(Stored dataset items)
┄┄┄┄┄┄
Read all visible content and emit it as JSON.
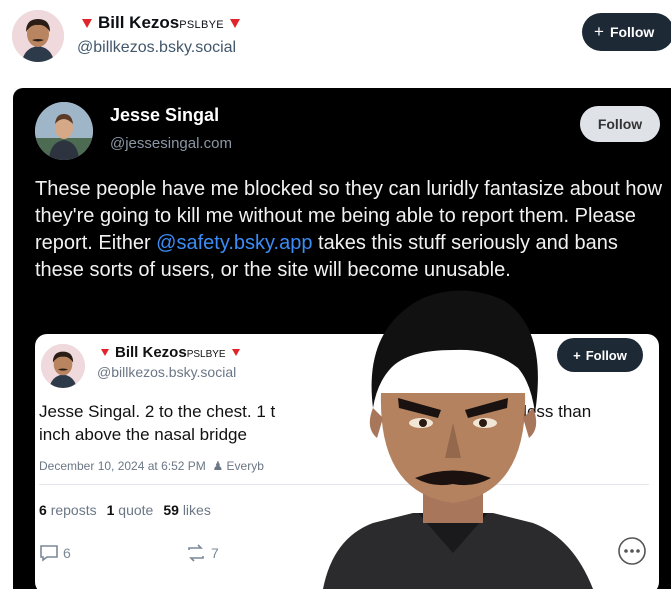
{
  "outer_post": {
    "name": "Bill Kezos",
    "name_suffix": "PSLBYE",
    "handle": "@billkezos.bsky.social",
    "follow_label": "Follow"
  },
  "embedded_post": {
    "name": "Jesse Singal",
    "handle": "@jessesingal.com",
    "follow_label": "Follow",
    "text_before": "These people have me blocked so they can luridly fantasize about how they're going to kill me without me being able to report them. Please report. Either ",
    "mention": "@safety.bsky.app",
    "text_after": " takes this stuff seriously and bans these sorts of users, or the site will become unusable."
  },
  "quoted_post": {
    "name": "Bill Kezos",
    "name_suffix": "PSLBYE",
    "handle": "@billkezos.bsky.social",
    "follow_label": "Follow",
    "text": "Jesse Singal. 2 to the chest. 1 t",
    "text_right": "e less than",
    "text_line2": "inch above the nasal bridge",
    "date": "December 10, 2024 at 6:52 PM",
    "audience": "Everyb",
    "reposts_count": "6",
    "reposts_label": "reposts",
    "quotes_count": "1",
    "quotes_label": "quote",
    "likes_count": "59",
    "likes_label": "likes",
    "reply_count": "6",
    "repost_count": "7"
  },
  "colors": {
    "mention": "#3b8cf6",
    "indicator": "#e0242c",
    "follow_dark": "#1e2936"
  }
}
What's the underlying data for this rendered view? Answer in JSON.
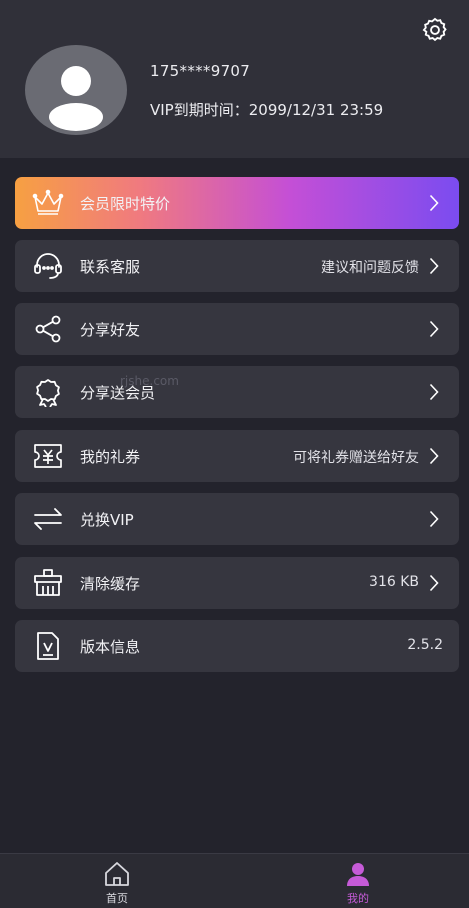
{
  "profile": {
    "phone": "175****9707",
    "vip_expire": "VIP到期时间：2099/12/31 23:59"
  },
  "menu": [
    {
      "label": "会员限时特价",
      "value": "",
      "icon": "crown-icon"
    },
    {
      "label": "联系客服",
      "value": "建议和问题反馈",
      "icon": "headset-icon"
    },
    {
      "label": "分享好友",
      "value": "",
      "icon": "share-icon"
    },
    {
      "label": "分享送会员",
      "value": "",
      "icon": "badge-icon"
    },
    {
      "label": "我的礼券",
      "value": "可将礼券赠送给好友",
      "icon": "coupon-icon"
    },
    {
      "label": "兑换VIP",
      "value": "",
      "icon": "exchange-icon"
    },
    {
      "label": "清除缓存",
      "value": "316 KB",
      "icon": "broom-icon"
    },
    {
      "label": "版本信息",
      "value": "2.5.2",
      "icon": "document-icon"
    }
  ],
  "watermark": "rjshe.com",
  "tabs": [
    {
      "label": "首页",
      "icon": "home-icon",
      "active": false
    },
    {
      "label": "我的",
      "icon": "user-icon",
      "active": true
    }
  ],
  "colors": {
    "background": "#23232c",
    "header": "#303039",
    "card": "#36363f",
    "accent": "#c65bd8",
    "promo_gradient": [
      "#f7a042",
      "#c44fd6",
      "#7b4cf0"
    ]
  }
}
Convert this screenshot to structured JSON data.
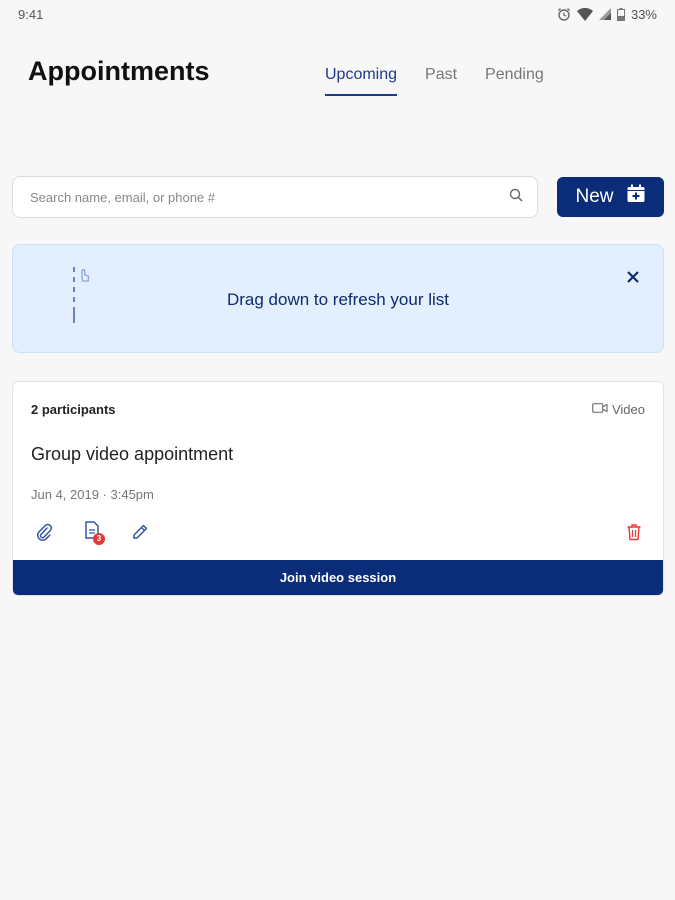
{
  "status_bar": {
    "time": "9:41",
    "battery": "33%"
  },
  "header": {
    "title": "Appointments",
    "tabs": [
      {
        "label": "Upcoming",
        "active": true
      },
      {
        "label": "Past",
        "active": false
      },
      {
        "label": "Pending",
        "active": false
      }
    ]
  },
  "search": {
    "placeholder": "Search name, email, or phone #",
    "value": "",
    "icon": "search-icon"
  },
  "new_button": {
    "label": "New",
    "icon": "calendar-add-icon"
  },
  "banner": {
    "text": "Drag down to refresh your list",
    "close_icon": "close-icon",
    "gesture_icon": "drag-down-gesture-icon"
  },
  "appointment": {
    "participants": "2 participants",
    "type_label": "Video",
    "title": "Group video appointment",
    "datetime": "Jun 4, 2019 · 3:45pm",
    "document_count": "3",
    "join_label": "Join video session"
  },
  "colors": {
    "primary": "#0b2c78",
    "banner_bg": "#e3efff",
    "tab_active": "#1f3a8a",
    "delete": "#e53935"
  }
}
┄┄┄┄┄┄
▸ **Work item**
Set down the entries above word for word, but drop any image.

▸ **Result of this task**
Read all visible content and emit it as JSON.
{
  "outer_post": {
    "name": "Bill Kezos",
    "name_suffix": "PSLBYE",
    "handle": "@billkezos.bsky.social",
    "follow_label": "Follow"
  },
  "embedded_post": {
    "name": "Jesse Singal",
    "handle": "@jessesingal.com",
    "follow_label": "Follow",
    "text_before": "These people have me blocked so they can luridly fantasize about how they're going to kill me without me being able to report them. Please report. Either ",
    "mention": "@safety.bsky.app",
    "text_after": " takes this stuff seriously and bans these sorts of users, or the site will become unusable."
  },
  "quoted_post": {
    "name": "Bill Kezos",
    "name_suffix": "PSLBYE",
    "handle": "@billkezos.bsky.social",
    "follow_label": "Follow",
    "text": "Jesse Singal. 2 to the chest. 1 t",
    "text_right": "e less than",
    "text_line2": "inch above the nasal bridge",
    "date": "December 10, 2024 at 6:52 PM",
    "audience": "Everyb",
    "reposts_count": "6",
    "reposts_label": "reposts",
    "quotes_count": "1",
    "quotes_label": "quote",
    "likes_count": "59",
    "likes_label": "likes",
    "reply_count": "6",
    "repost_count": "7"
  },
  "colors": {
    "mention": "#3b8cf6",
    "indicator": "#e0242c",
    "follow_dark": "#1e2936"
  }
}
What's the underlying data for this rendered view? Answer in JSON.
{
  "profile": {
    "phone": "175****9707",
    "vip_expire": "VIP到期时间：2099/12/31 23:59"
  },
  "menu": [
    {
      "label": "会员限时特价",
      "value": "",
      "icon": "crown-icon"
    },
    {
      "label": "联系客服",
      "value": "建议和问题反馈",
      "icon": "headset-icon"
    },
    {
      "label": "分享好友",
      "value": "",
      "icon": "share-icon"
    },
    {
      "label": "分享送会员",
      "value": "",
      "icon": "badge-icon"
    },
    {
      "label": "我的礼券",
      "value": "可将礼券赠送给好友",
      "icon": "coupon-icon"
    },
    {
      "label": "兑换VIP",
      "value": "",
      "icon": "exchange-icon"
    },
    {
      "label": "清除缓存",
      "value": "316 KB",
      "icon": "broom-icon"
    },
    {
      "label": "版本信息",
      "value": "2.5.2",
      "icon": "document-icon"
    }
  ],
  "watermark": "rjshe.com",
  "tabs": [
    {
      "label": "首页",
      "icon": "home-icon",
      "active": false
    },
    {
      "label": "我的",
      "icon": "user-icon",
      "active": true
    }
  ],
  "colors": {
    "background": "#23232c",
    "header": "#303039",
    "card": "#36363f",
    "accent": "#c65bd8",
    "promo_gradient": [
      "#f7a042",
      "#c44fd6",
      "#7b4cf0"
    ]
  }
}
Convert this screenshot to structured JSON data.
{
  "status_bar": {
    "time": "9:41",
    "battery": "33%"
  },
  "header": {
    "title": "Appointments",
    "tabs": [
      {
        "label": "Upcoming",
        "active": true
      },
      {
        "label": "Past",
        "active": false
      },
      {
        "label": "Pending",
        "active": false
      }
    ]
  },
  "search": {
    "placeholder": "Search name, email, or phone #",
    "value": "",
    "icon": "search-icon"
  },
  "new_button": {
    "label": "New",
    "icon": "calendar-add-icon"
  },
  "banner": {
    "text": "Drag down to refresh your list",
    "close_icon": "close-icon",
    "gesture_icon": "drag-down-gesture-icon"
  },
  "appointment": {
    "participants": "2 participants",
    "type_label": "Video",
    "title": "Group video appointment",
    "datetime": "Jun 4, 2019 · 3:45pm",
    "document_count": "3",
    "join_label": "Join video session"
  },
  "colors": {
    "primary": "#0b2c78",
    "banner_bg": "#e3efff",
    "tab_active": "#1f3a8a",
    "delete": "#e53935"
  }
}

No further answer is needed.